Dale Fink has often wished he could plant soybeans with his silage corn to spike silage protein content. But, until recently, no herbicide was available to control weeds in both crops.

Roundup Ready technology changed that. Last year, Fink planted 56 acres of Roundup Ready soybeans between just-planted rows of Roundup Ready corn. The resulting silage is higher in protein than corn silage, but not nearly as high as he had hoped. The corn shaded the soybeans, hindering their growth.

"I was disappointed, but it was not a complete failure," says Fink, of Trempealeau, WI. "And I think it can be improved."

This year he'll reduce the corn population and perhaps leave every fourth row unplanted, opening the canopy. That should increase the soybean portion of the silage mix, he says.

It'll help soybean growth and bump up silage protein content, but will cut the total yield, says Dan Undersander, extension forage agronomist at the University of Wisconsin. A better option, he adds, is to plant corn and soybeans separately in the same or adjacent fields, then mix them when they're chopped.

"When the two are planted together, one or the other usually dominates, depending on early spring conditions. A high percentage of the time, they don't grow well as a mixture."

The basic problem, according to Undersander, is that corn does better than beans under cool conditions. Corn germinates when the soil temperature rises above 50 degrees, while soybeans start growing at about 60 degrees. So the corn will get a head start most years, and interplanted soybeans won't do well.

Sorghum is a better match for soybeans because it also starts growing at about 60 degrees. But sorghum-soybean plantings usually aren't very successful, either, he says.

Fink planted corn in 30" rows at 30,000 seeds/acre, then planted soybeans halfway between the corn rows. He used 102- and 107-day hybrids in different parts of the field, and a Group III soybean variety. He figured the late-maturing variety would grow tall for a high silage yield, and would mature at about the same time as the corn.

He planted the Roundup Ready mixture in a field where he had a shattercane problem. One Roundup application did the job on that and other weeds, at less cost than the postemergent herbicide (Accent) he normally uses for shattercane control in conventional corn.

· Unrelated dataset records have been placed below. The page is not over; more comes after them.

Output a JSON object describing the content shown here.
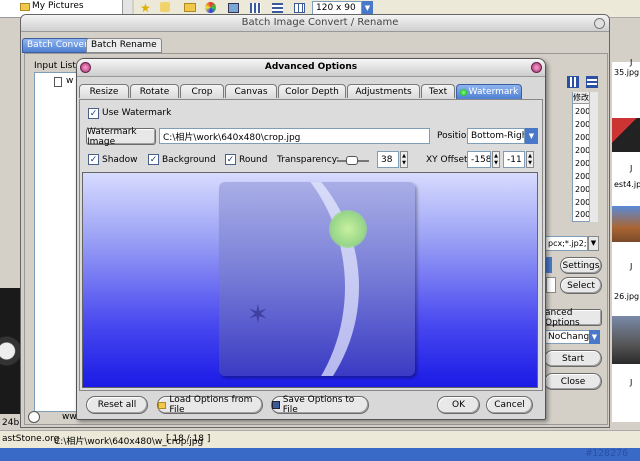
{
  "desktop": {
    "explorer_item": "My Pictures",
    "size_combo": "120 x 90",
    "status_site": "astStone.org",
    "status_path": "C:\\相片\\work\\640x480\\w_crop.jpg",
    "status_count": "[ 18 / 18 ]",
    "watermark_id": "#128276",
    "left_partial": "24b",
    "thumb_labels": [
      "J",
      "J",
      "J",
      "J"
    ],
    "thumb_files": [
      "35.jpg",
      "est4.jpg",
      "26.jpg"
    ],
    "accent": "#2b4fa3"
  },
  "batch_window": {
    "title": "Batch Image Convert / Rename",
    "tabs": [
      "Batch Convert",
      "Batch Rename"
    ],
    "input_list_label": "Input List:",
    "input_item": "w",
    "right_column": {
      "header": "修改",
      "values": [
        "200",
        "200",
        "200",
        "200",
        "200",
        "200",
        "200",
        "200",
        "200"
      ],
      "filter": "pcx;*.jp2;*.j"
    },
    "settings_button": "Settings",
    "select_button": "Select",
    "advanced_button": "anced Options",
    "nochange_value": "NoChange",
    "start_button": "Start",
    "close_button": "Close",
    "bottom_partial": "ww"
  },
  "advanced_dialog": {
    "title": "Advanced Options",
    "tabs": [
      "Resize",
      "Rotate",
      "Crop",
      "Canvas",
      "Color Depth",
      "Adjustments",
      "Text",
      "Watermark"
    ],
    "active_tab": "Watermark",
    "use_watermark": {
      "label": "Use Watermark",
      "checked": true
    },
    "watermark_image_button": "Watermark Image",
    "watermark_path": "C:\\相片\\work\\640x480\\crop.jpg",
    "position_label": "Position:",
    "position_value": "Bottom-Right",
    "shadow": {
      "label": "Shadow",
      "checked": true
    },
    "background": {
      "label": "Background",
      "checked": true
    },
    "round": {
      "label": "Round",
      "checked": true
    },
    "transparency_label": "Transparency:",
    "transparency_value": "38",
    "xy_offset_label": "XY Offset:",
    "x_offset": "-158",
    "y_offset": "-11",
    "buttons": {
      "reset": "Reset all",
      "load": "Load Options from File",
      "save": "Save Options to File",
      "ok": "OK",
      "cancel": "Cancel"
    }
  }
}
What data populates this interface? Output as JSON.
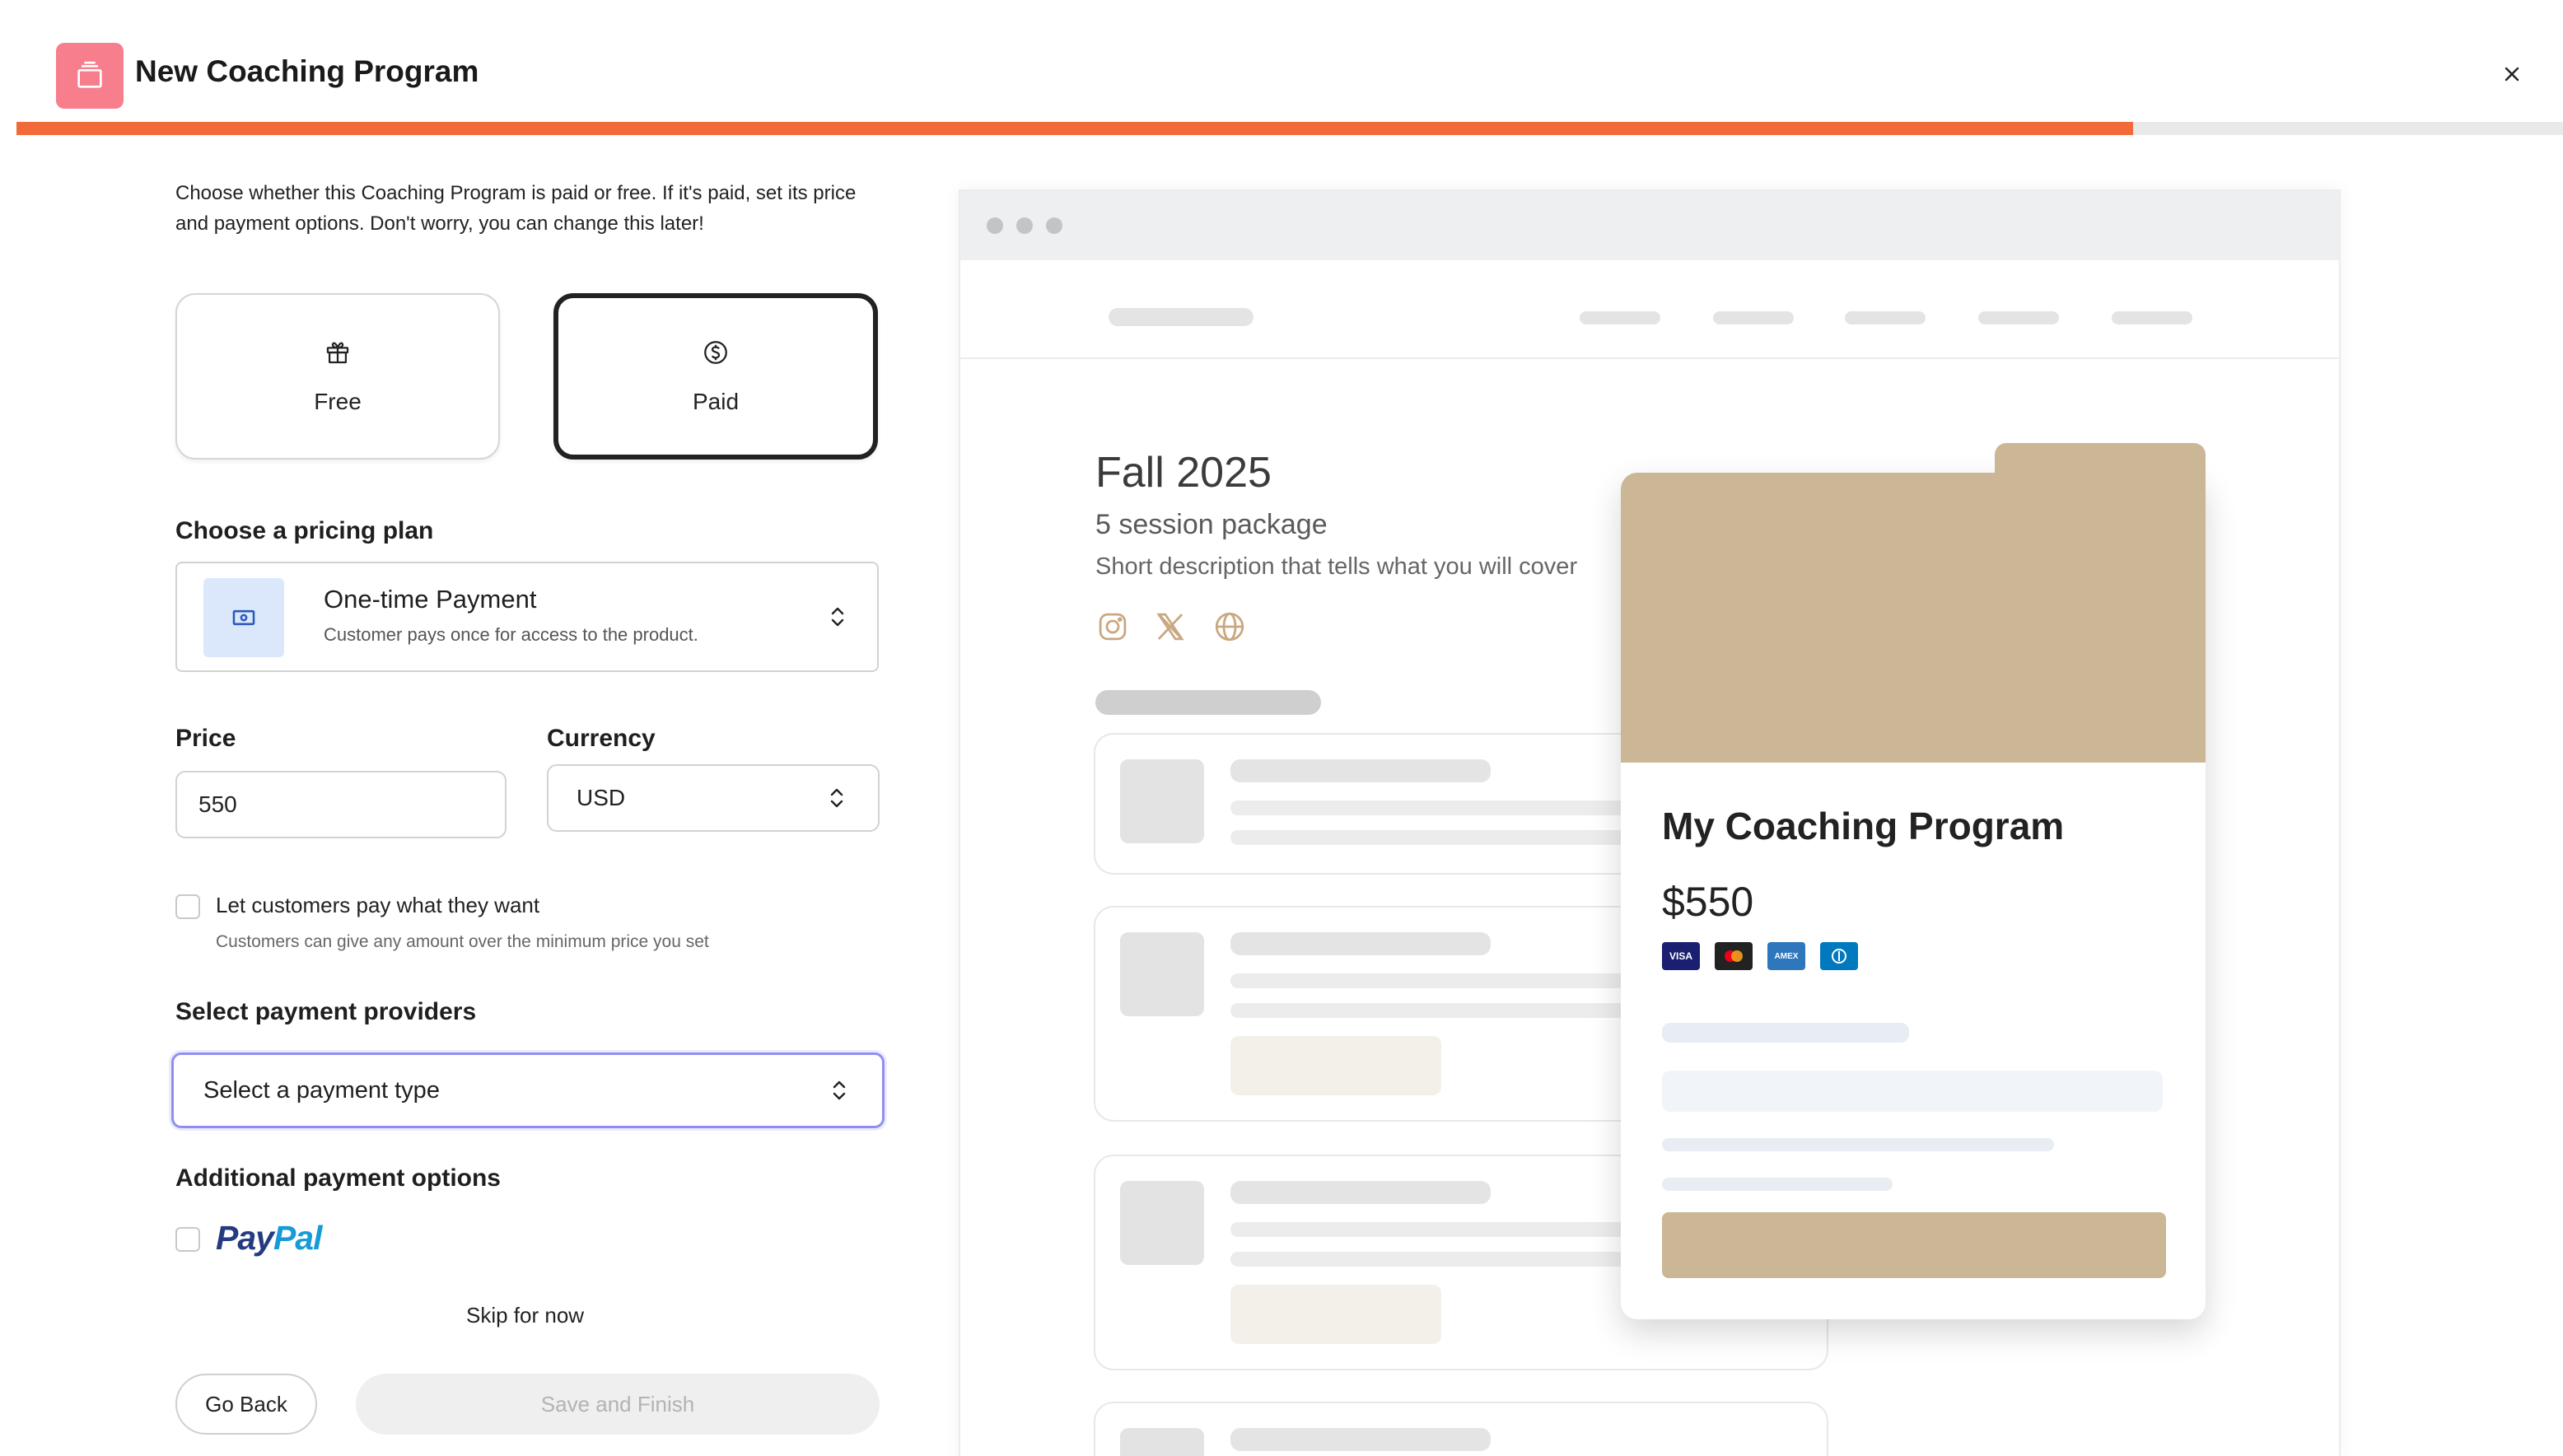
{
  "header": {
    "title": "New Coaching Program",
    "progress_fraction": 0.83,
    "colors": {
      "accent": "#f26a3a",
      "app_icon": "#f77e8d"
    }
  },
  "form": {
    "intro": "Choose whether this Coaching Program is paid or free. If it's paid, set its price and payment options. Don't worry, you can change this later!",
    "options": [
      {
        "label": "Free",
        "icon": "gift-icon",
        "selected": false
      },
      {
        "label": "Paid",
        "icon": "dollar-circle-icon",
        "selected": true
      }
    ],
    "pricing_plan": {
      "label": "Choose a pricing plan",
      "title": "One-time Payment",
      "description": "Customer pays once for access to the product."
    },
    "price": {
      "label": "Price",
      "value": "550"
    },
    "currency": {
      "label": "Currency",
      "value": "USD"
    },
    "pwyw": {
      "label": "Let customers pay what they want",
      "description": "Customers can give any amount over the minimum price you set",
      "checked": false
    },
    "payment_providers": {
      "label": "Select payment providers",
      "placeholder": "Select a payment type"
    },
    "additional": {
      "label": "Additional payment options",
      "paypal_pay": "Pay",
      "paypal_pal": "Pal",
      "checked": false
    },
    "skip": "Skip for now",
    "back": "Go Back",
    "save": "Save and Finish"
  },
  "preview": {
    "title": "Fall 2025",
    "subtitle": "5 session package",
    "description": "Short description that tells what you will cover",
    "social_icons": [
      "instagram-icon",
      "x-icon",
      "globe-icon"
    ],
    "card": {
      "title": "My Coaching Program",
      "price": "$550",
      "payment_icons": [
        "visa-icon",
        "mastercard-icon",
        "amex-icon",
        "diners-icon"
      ],
      "cover_color": "#cbb796",
      "visa_text": "VISA",
      "amex_text": "AMEX"
    }
  }
}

"That's one reason we went this route; it lowered the cost," says Fink.

When the corn was ready for chopping, the soybean pods were filled but still green. There were no harvesting problems, and the mixture ensiled well.

Yield was unaffected, says Fink. It was impressive - 28-29 tons/acre - but he has brought in corn silage-only yields as high as 34 tons/acre from the same field.

The silage is only about 1.5 percentage points higher in protein than corn silage. But Fink says his Holstein steers seem to like it better, and are gaining well this winter with corn-bean silage and haylage as their only feeds.

Corn-soybean silage is "a very good feed," Undersander agrees. At the time they're chopped for silage, soybean plants are 20-25% protein, and corn plants are around 8%, he says. So a 50-50 silage mixture of the two crops usually tests 16-18% protein, plus it's high in energy - almost a complete feed.

However, the silage won't be half soybeans if you grow the two crops together, says Undersander. While good corn silage hybrids can produce 8-10 tons of dry matter per acre (25-30 tons of 65%-moisture silage), the best soybeans only yield 2-3 tons of dry matter per acre. And they're not likely to do that well when interplanted with corn.

If you do plant corn and soybeans together, he recommends pairing a late-maturing vine-type soybean variety with a good silage hybrid, but not one that grows exceptionally tall.